I believe there is not a unique perspective or privileged viewpoint from which the continuously shifting, implicitly complex concept of climate change can be fully understood. The Intergovernmental Panel on Climate Change (IPCC) reports that first introduced the reality of climate change into social realities have presented an impressive scientific consensus on the global climate’s physical transformations. And I believe in this reality.
Engaging in climate change disputes transports us beyond the physical transformations observed, modeled, and predicted by researchers. Science can solve climate mysteries, but it will not help us unveil the meaning of climate change to humanity. Therefore, I believe that the world needs new ways of looking at this phenomenon because the current outlook considers only the human influences on climate change and their political meanings. I believe this perspective suffers from harmful reductionisms that shrink the immense complexity behind climate change to a binary caricature, where professional experts are pinned against skeptic experts, believers against climate atheists, and progressive liberals against reactionary conservatives.

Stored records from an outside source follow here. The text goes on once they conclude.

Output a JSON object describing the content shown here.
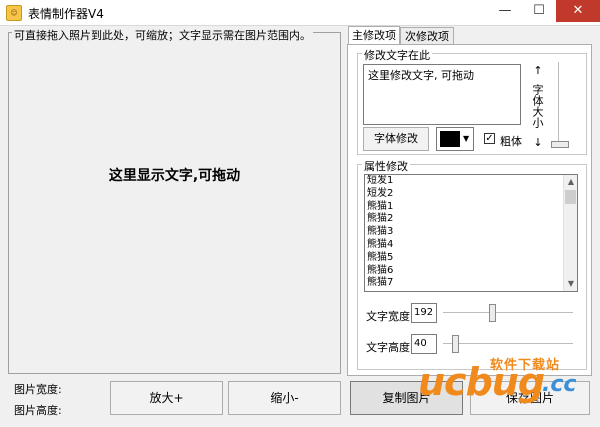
{
  "window": {
    "title": "表情制作器V4",
    "icon": "app-icon",
    "controls": [
      "minimize",
      "maximize",
      "close"
    ]
  },
  "canvas": {
    "caption": "可直接拖入照片到此处，可缩放；文字显示需在图片范围内。",
    "text": "这里显示文字,可拖动"
  },
  "info": {
    "width_label": "图片宽度:",
    "height_label": "图片高度:"
  },
  "buttons": {
    "zoom_in": "放大+",
    "zoom_out": "缩小-",
    "copy": "复制图片",
    "save": "保存图片"
  },
  "tabs": [
    {
      "label": "主修改项",
      "active": true
    },
    {
      "label": "次修改项",
      "active": false
    }
  ],
  "text_edit": {
    "legend": "修改文字在此",
    "value": "这里修改文字, 可拖动",
    "font_button": "字体修改",
    "color": "#000000",
    "bold_label": "粗体",
    "bold_checked": true,
    "font_size_label": "字体大小",
    "font_size_up": "↑",
    "font_size_down": "↓"
  },
  "attributes": {
    "legend": "属性修改",
    "items": [
      "短发1",
      "短发2",
      "熊猫1",
      "熊猫2",
      "熊猫3",
      "熊猫4",
      "熊猫5",
      "熊猫6",
      "熊猫7"
    ],
    "width_label": "文字宽度",
    "width_value": "192",
    "height_label": "文字高度",
    "height_value": "40"
  },
  "watermark": {
    "text_cn": "软件下载站",
    "text_en": "ucbug",
    "tld": ".cc"
  }
}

I believe that scientists with Malthusian-apocalyptic tendencies, environmental activists, and journalists are sick with “civilization malaise,” an insidious mutation caused by a “civilization at a crossroads” sentiment. This statement is not an ad hominem attack. It is a critique of an ecological ideology that has become the dominant movement of the last decades, where it has been associated with many young people’s political attitudes and ethical behavior. Environmentalism has the attributes of a new secular religion, one in which nature has become the new God, and unmitigated climate change will become the new Apocalypse. Thus, sins against God have been replaced with crimes against nature. And the priests of the new religion? Of course, they are the “97% of experts who agree on the anthropogenic global warming.”
I agree with the psychologist Abraham Maslow who said that “if the only tool you have is a hammer, you will treat everything as if it were a nail.” If all you study is climate change, you will treat everything as if it were caused by anthropogenic global warming.

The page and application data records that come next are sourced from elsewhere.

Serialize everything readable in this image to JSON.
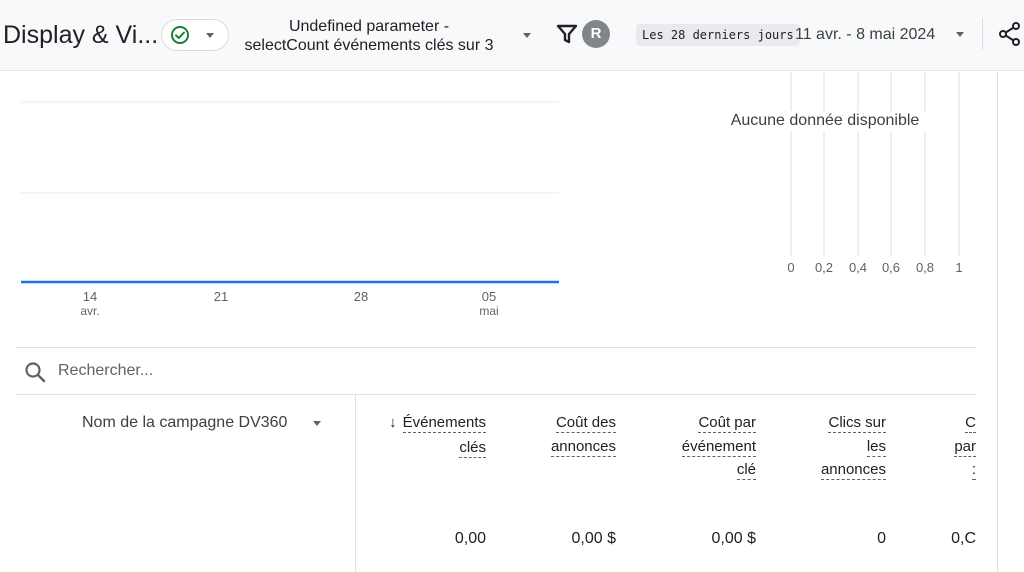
{
  "header": {
    "title": "Display & Vi...",
    "comparison_line1": "Undefined parameter -",
    "comparison_line2": "selectCount événements clés sur 3",
    "avatar_letter": "R",
    "range_label": "Les 28 derniers jours",
    "date_range": "11 avr. - 8 mai 2024",
    "icons": [
      "check-circle-icon",
      "chevron-down-icon",
      "filter-icon",
      "share-icon"
    ],
    "accent_color": "#188038"
  },
  "chart": {
    "line_color": "#1a73e8",
    "x_ticks": [
      {
        "day": "14",
        "month": "avr."
      },
      {
        "day": "21",
        "month": ""
      },
      {
        "day": "28",
        "month": ""
      },
      {
        "day": "05",
        "month": "mai"
      }
    ]
  },
  "chart_data": {
    "type": "line",
    "categories": [
      "11 avr.",
      "8 mai"
    ],
    "series": [
      {
        "values": [
          0,
          0
        ]
      }
    ],
    "x_tick_labels": [
      "14 avr.",
      "21",
      "28",
      "05 mai"
    ],
    "grid": true
  },
  "mini_chart": {
    "empty_message": "Aucune donnée disponible",
    "x_ticks": [
      "0",
      "0,2",
      "0,4",
      "0,6",
      "0,8",
      "1"
    ]
  },
  "search": {
    "placeholder": "Rechercher..."
  },
  "table": {
    "dimension_header": "Nom de la campagne DV360",
    "sort_arrow": "↓",
    "columns": [
      {
        "lines": [
          "Événements",
          "clés"
        ],
        "value": "0,00",
        "sorted": true
      },
      {
        "lines": [
          "Coût des",
          "annonces"
        ],
        "value": "0,00 $"
      },
      {
        "lines": [
          "Coût par",
          "événement",
          "clé"
        ],
        "value": "0,00 $"
      },
      {
        "lines": [
          "Clics sur",
          "les",
          "annonces"
        ],
        "value": "0"
      },
      {
        "lines": [
          "C",
          "par",
          ":"
        ],
        "value": "0,C"
      }
    ]
  }
}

Climate Change, Torn between Myth and Fact is both a plea and an invitation to consider climate change from multiple perspectives, such as (geo)physical, social, cultural, psychological, mythological, economic, and judicial ones. Even if these perspectives reflect politically incorrect images, this book can serve as a valuable and necessary guide to better understand the mental structures and systems of preferences, beliefs, and ideologies found in the world.

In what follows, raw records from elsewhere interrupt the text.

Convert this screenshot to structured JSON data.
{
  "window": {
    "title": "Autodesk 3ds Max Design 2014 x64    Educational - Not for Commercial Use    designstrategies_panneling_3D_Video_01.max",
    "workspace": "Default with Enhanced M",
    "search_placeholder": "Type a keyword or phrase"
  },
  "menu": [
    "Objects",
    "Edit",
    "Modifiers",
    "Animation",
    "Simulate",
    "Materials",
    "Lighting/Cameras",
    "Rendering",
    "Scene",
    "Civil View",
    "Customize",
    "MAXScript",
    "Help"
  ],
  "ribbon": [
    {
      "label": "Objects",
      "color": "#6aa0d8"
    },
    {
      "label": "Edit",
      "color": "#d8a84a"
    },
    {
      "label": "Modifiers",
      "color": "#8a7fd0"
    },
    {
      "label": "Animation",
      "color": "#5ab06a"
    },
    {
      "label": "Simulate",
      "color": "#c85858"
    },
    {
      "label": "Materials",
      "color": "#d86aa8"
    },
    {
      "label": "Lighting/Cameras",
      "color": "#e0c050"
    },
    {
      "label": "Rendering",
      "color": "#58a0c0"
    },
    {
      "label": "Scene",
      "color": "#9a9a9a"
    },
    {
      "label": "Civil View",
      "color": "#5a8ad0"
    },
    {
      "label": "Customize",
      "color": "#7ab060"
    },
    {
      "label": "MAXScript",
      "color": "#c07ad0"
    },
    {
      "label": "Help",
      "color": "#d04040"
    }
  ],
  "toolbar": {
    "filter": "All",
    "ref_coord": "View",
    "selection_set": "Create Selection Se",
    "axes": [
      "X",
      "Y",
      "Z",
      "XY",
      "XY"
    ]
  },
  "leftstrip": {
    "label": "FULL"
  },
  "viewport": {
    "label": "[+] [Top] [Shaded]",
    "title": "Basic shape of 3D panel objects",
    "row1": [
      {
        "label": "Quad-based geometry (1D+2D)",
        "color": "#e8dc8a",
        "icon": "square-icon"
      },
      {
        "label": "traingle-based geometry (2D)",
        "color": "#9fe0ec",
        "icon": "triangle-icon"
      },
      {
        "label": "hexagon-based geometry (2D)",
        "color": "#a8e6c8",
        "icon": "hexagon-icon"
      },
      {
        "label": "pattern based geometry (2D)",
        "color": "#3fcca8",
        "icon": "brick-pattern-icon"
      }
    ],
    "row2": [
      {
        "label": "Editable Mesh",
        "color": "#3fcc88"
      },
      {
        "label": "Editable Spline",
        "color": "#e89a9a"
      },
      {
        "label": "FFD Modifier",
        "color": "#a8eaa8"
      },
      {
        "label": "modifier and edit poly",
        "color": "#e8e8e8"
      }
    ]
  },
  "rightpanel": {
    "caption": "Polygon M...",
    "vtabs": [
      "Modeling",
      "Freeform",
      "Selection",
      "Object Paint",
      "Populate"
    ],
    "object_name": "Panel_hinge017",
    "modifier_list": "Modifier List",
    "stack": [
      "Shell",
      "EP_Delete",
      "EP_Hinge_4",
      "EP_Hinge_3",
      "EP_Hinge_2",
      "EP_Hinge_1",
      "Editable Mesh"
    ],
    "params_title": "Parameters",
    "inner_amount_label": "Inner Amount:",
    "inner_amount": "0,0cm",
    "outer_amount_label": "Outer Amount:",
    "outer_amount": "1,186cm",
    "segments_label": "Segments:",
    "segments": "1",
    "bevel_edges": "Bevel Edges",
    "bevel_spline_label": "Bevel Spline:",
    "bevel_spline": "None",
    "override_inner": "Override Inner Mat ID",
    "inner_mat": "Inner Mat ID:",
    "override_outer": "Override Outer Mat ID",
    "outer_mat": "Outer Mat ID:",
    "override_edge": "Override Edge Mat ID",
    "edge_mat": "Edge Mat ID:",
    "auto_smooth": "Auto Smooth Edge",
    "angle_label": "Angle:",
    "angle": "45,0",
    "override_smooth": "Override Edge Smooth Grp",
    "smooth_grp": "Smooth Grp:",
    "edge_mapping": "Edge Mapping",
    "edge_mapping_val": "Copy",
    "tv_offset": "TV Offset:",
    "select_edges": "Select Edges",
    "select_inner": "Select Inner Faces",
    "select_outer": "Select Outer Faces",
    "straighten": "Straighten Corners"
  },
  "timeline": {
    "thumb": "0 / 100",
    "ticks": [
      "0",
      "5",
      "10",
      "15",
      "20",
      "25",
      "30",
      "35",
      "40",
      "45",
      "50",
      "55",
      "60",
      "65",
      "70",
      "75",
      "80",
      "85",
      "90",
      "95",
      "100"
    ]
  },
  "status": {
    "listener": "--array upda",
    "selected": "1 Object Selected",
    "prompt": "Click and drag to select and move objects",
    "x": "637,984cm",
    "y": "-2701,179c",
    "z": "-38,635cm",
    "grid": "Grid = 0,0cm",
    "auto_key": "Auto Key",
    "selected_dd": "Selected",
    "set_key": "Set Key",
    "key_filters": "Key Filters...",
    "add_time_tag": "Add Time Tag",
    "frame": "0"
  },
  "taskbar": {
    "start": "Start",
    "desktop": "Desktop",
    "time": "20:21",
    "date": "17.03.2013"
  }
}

In an unpublished introduction to his book Animal Farm (1945), George Orwell wrote, If liberty means anything at all, it means the right to tell people what they do not want to hear.
And this is a right that we must defend at all costs, even if we are not politically correct or do not agree with the views of others. My book aims to be, among other things, an illustration of freedom of speech in the Orwellian sense.
Constantin Cranganu is a Professor of Geophysics and Hydrogeology at the Graduate Center and Brooklyn College of The City University of New York. He holds an MS in Geophysics from the University of Bucharest, Romania, and a PhD in Geology from the University of Oklahoma. He has authored, co-authored and edited numerous books, book chapters, and peer-reviewed articles. He was awarded two Visiting Scientist Fulbright Fellowships in 1993 and 2018.
Climate Change, Torn between Myth and Fact is available now in Hardback at a 25% discount. Enter the code PROMO25 at the checkout to redeem.